Apocalypse Now is undeniably an anti-war movie. The psychological trauma that Martin Sheen’s character, Benjamin Willard, suffers, the callousness of Robert Duvall’s now-infamous line, “I love the smell of napalm in the morning… It smells like, I dunno, victory,” and the insanity of Marlon Brando’s Walter Kurtz all confront the audience to re-evaluate its thinking about war and its effects not only on the perceived enemy but also on ourselves. The film’s soundtrack, which features such eclectic pieces as “Ride of the Walkyrie” and “The End” by The Doors, creates a portrait that reflects the mood of America in 1979. A nation crippled by guilt over the loss of morality and sanity asked, “How can we keep history from repeating itself?” Such a film would probably not even be made today, but for different reasons than White Christmas. Soldiers are not treated as saints. Military objectives are not viewed as just and necessary. War is not glorified. It is condemned.

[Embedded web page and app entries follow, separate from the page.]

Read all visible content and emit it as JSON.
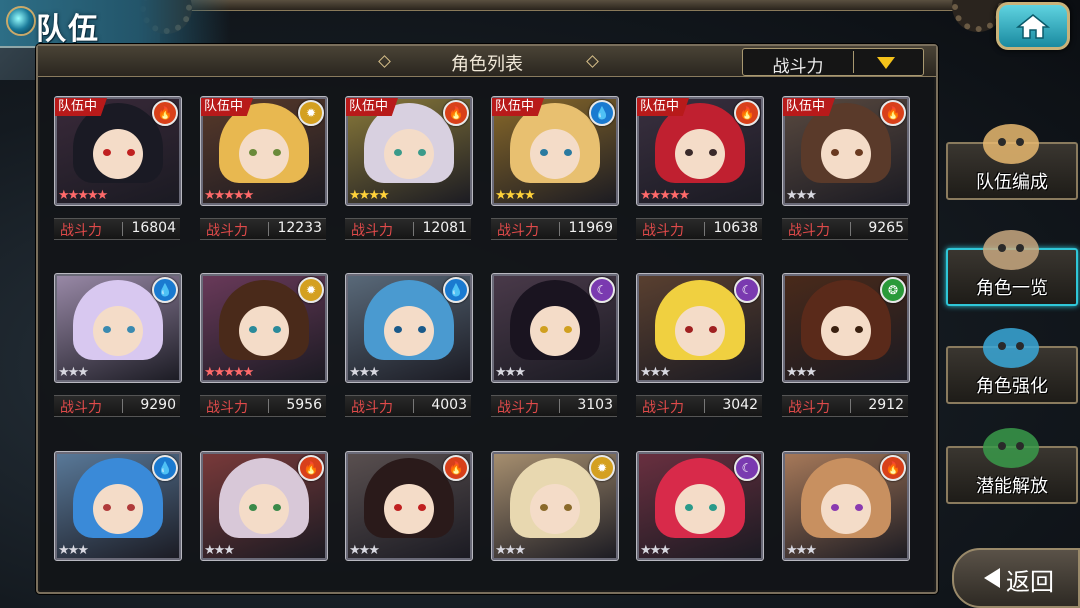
{
  "header": {
    "title": "队伍"
  },
  "panel": {
    "title": "角色列表",
    "sort": {
      "selected": "战斗力"
    }
  },
  "colors": {
    "team_badge": "#b81a1a",
    "fire": "#d8401a",
    "water": "#1a7ad0",
    "light": "#d4a020",
    "dark": "#7a3ab0",
    "wind": "#2a9a3a",
    "power_label": "#e04a4a",
    "active_side": "#2fc7d8"
  },
  "side_menu": [
    {
      "label": "队伍编成",
      "icon": "party-portraits-icon",
      "active": false
    },
    {
      "label": "角色一览",
      "icon": "book-icon",
      "active": true
    },
    {
      "label": "角色强化",
      "icon": "upgrade-crystal-icon",
      "active": false
    },
    {
      "label": "潜能解放",
      "icon": "potential-orb-icon",
      "active": false
    }
  ],
  "back": {
    "label": "返回"
  },
  "power_label": "战斗力",
  "characters": [
    {
      "in_team": true,
      "team_label": "队伍中",
      "element": "fire",
      "stars": 5,
      "power": "16804",
      "hair": "#1a1a24",
      "eye": "#c02020",
      "bg": "#3a2a3a"
    },
    {
      "in_team": true,
      "team_label": "队伍中",
      "element": "light",
      "stars": 5,
      "power": "12233",
      "hair": "#e8b850",
      "eye": "#6a8a3a",
      "bg": "#5a3a2a"
    },
    {
      "in_team": true,
      "team_label": "队伍中",
      "element": "fire",
      "stars": 4,
      "power": "12081",
      "hair": "#d8d0e0",
      "eye": "#3a9a8a",
      "bg": "#8a7a3a"
    },
    {
      "in_team": true,
      "team_label": "队伍中",
      "element": "water",
      "stars": 4,
      "power": "11969",
      "hair": "#e8c070",
      "eye": "#2a7aa0",
      "bg": "#8a6a2a"
    },
    {
      "in_team": true,
      "team_label": "队伍中",
      "element": "fire",
      "stars": 5,
      "power": "10638",
      "hair": "#c02030",
      "eye": "#3a2a2a",
      "bg": "#3a3040"
    },
    {
      "in_team": true,
      "team_label": "队伍中",
      "element": "fire",
      "stars": 3,
      "power": "9265",
      "hair": "#5a3a2a",
      "eye": "#6a3a20",
      "bg": "#5a4a40"
    },
    {
      "in_team": false,
      "element": "water",
      "stars": 3,
      "power": "9290",
      "hair": "#d8c8f0",
      "eye": "#3a8ab0",
      "bg": "#9a8aa8"
    },
    {
      "in_team": false,
      "element": "light",
      "stars": 5,
      "power": "5956",
      "hair": "#4a2a1a",
      "eye": "#2a8a9a",
      "bg": "#6a3a5a"
    },
    {
      "in_team": false,
      "element": "water",
      "stars": 3,
      "power": "4003",
      "hair": "#4a9ad0",
      "eye": "#1a5a8a",
      "bg": "#5a6a7a"
    },
    {
      "in_team": false,
      "element": "dark",
      "stars": 3,
      "power": "3103",
      "hair": "#1a1420",
      "eye": "#d0a020",
      "bg": "#4a3a4a"
    },
    {
      "in_team": false,
      "element": "dark",
      "stars": 3,
      "power": "3042",
      "hair": "#f0d040",
      "eye": "#a02020",
      "bg": "#5a4030"
    },
    {
      "in_team": false,
      "element": "wind",
      "stars": 3,
      "power": "2912",
      "hair": "#5a2a1a",
      "eye": "#3a2010",
      "bg": "#4a2a1a"
    },
    {
      "in_team": false,
      "element": "water",
      "stars": 3,
      "power": "",
      "hair": "#3a8ad8",
      "eye": "#b03a3a",
      "bg": "#5a7a9a"
    },
    {
      "in_team": false,
      "element": "fire",
      "stars": 3,
      "power": "",
      "hair": "#d8c8d8",
      "eye": "#3a8a4a",
      "bg": "#7a3a3a"
    },
    {
      "in_team": false,
      "element": "fire",
      "stars": 3,
      "power": "",
      "hair": "#2a1a1a",
      "eye": "#c02020",
      "bg": "#5a5050"
    },
    {
      "in_team": false,
      "element": "light",
      "stars": 3,
      "power": "",
      "hair": "#e8d8b0",
      "eye": "#8a6a2a",
      "bg": "#a89070"
    },
    {
      "in_team": false,
      "element": "dark",
      "stars": 3,
      "power": "",
      "hair": "#d82a4a",
      "eye": "#2a9a8a",
      "bg": "#6a3040"
    },
    {
      "in_team": false,
      "element": "fire",
      "stars": 3,
      "power": "",
      "hair": "#c89060",
      "eye": "#8a3ab0",
      "bg": "#a87a5a"
    }
  ]
}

While there are those who condemn the War on Terror, many more people have chosen to remain neutral on the subject for fear of being labeled unpatriotic or in league with terrorists. It is this mood of neutrality that colors the film The Hurt Locker. No stance is taken on the U.S. intervention in Iraq. These characters are not depicted as the kind of care-free grunts seen in White Christmas nor are they depicted as insane, bloodthirsty megalomaniacs like the ones in Apocalypse Now. I wish not to present a false dilemma in this space nor would I insinuate that members of the military are anything less than human. What I do insinuate is that the interests that are primarily served by the wars in Iraq in Afghanistan hide behind the troops to escape impunity of their motives. Kathryn Bigelow cannot criticize the War on Terror, the U.S. government, or any of the corporate contractors that have benefited from the Overseas Contingency Operations because she would be smeared in a media onslaught by every outlet from The New York Times to FOX News to those in the government from both parties as someone possessing the aforementioned undesirable traits. The Hurt Locker is a good film and I do not dispute its winning of Best Picture at the Academy Awards (worse films have received that honor). Still, the film left me feeling cold because of its neutrality. However, upon examining the period in which it was made, it only makes sense that The Hurt Locker would be what it is.